Seth David Schoen schoen at
Wed Mar 8 19:37:34 UTC 2000

Derek J. Balling writes:

> At 10:52 AM 3/8/00 -0800, Brice, Richard wrote:
> >Public domain and Open Source are not the same thing... No problem with
> >that.

But public domain is one form of Open Source; see below.

> >As a specific example, the Pennsylvania Department of Transportation has
> >written some bridge design software that they refuse to share the source
> >code and charge non-government agencies upwards of $1500 per copy for the
> >executables. Please refer to sections 4 and 5 of their license agreement as
> >it asserts their copyright and position of
> >ownership(
> ><> .
> I don't know about State gov't's, but I'm almost positive the US gov't 
> can't do things like that.

Well, the Regents of the University of California, a public corporation of
the State of California, certainly hold a lot of copyrights.

> >Public domain is a legal term that means "not copyrighted". Anyone can take
> >public domain software, tweak it, call it their own, and copyright it. From
> >that point on, the software might not be "free" at all. If government wants
> >to provide the maximum benefit of its assets to its citizens, then an Open
> >Source license is the only way to go. Once a private individual or company
> >copyrights and restricts the use and further distribution of software that
> >was originally created by government, the remaining citizens are denied the
> >maximum benefit of their investment.

I think you are confusing Open Source with copyleft; there are lots of Open
Source licenses which are not copyleft licenses, such as the BSD license.

The argument that government agencies should use a copyleft license is a
difficult one; copyleft is an activist tactic which might not be very
patable to governments.

> Open Source requires the ability to copyright and "protect" the data, which 
> to my recollection the US gov't at least cannot do. To use your example, 
> let's say the gov't create Widget-Software-1.0, which does something 
> "neat". Evil-Company (located in a Seattle suburb) gets WS1.0 and tries to 
> copyright it. They CAN'T copyright 1.0, it's already in the public domain. 
> They can take it, tweak it a little, call it 1.1, and copyright THAT all 
> they want. That's their legal right. They have taken what their/your/my tax 
> dollars paid for and modified it to their needs. The changed version has 
> THEIR modifications, which they are free to deny you. You can still obtain 
> the original 1.0 "from the source" and do whatever you like with it 
> (possible creating a more open version of 1.1 to compete with 
> Evil-Company's product).

Since last year the OSI has accepted source code in the public domain as Open

Free software has existed longer than statutory recognition of copyright in
computer programs.  Proprietary software was originally treated as a trade
secret (which is how I wish it were still treated, but the law has changed
dramatically); presumably, at that time, _all_ free software was in the
public domain.

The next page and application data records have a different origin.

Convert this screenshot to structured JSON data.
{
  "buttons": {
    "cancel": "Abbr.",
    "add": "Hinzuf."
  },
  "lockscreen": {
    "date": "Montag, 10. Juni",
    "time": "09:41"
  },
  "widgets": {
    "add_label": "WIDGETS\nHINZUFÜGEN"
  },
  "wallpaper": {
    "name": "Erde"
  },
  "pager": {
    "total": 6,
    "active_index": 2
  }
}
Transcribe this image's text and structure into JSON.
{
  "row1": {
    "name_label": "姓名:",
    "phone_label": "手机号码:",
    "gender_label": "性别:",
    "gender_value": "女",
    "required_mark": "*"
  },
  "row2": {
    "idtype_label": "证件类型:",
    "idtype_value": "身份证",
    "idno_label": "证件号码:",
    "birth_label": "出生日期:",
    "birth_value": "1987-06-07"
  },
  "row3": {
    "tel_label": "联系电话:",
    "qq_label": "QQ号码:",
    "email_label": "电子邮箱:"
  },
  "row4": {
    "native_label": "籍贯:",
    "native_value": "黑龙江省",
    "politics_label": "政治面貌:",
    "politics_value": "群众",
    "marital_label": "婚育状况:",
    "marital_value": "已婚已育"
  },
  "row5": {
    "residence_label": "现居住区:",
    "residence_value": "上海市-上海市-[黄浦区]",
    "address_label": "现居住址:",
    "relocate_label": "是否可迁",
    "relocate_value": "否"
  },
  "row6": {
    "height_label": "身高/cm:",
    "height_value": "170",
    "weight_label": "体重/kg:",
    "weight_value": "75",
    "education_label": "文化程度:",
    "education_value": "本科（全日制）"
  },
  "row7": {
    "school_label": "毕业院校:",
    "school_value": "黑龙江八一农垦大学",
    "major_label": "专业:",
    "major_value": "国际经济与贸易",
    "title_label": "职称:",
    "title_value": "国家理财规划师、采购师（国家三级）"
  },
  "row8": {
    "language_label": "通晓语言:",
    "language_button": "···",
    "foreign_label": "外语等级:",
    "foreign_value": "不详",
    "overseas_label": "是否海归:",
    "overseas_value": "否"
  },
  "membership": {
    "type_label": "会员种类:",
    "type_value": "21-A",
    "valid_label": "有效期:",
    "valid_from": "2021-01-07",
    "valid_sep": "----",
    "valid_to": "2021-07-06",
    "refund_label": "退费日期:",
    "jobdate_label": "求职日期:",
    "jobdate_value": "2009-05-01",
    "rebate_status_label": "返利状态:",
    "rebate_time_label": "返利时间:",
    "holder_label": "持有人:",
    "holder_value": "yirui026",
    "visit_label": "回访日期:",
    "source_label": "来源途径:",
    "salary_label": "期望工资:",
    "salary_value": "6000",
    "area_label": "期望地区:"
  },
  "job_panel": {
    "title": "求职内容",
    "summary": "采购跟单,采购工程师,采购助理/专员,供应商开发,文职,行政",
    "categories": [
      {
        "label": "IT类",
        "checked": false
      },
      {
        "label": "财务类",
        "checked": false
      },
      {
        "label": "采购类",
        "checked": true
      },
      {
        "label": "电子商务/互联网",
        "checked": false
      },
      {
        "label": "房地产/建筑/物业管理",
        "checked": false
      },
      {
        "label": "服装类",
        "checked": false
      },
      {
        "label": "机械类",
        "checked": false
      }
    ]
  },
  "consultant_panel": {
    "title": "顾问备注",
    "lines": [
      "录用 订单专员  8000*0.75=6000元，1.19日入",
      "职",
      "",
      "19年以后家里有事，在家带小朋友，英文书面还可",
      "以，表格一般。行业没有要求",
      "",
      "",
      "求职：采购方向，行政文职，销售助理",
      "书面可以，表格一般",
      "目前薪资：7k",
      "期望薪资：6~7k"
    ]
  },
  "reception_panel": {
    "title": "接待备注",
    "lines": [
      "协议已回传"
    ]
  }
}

Seth David Schoen <schoen at>  | And do not say, I will study when I
Temp.  | have leisure; for perhaps you will
down:   (CAF)  | not have leisure.  -- Pirke Avot 2:5

More information about the License-discuss mailing list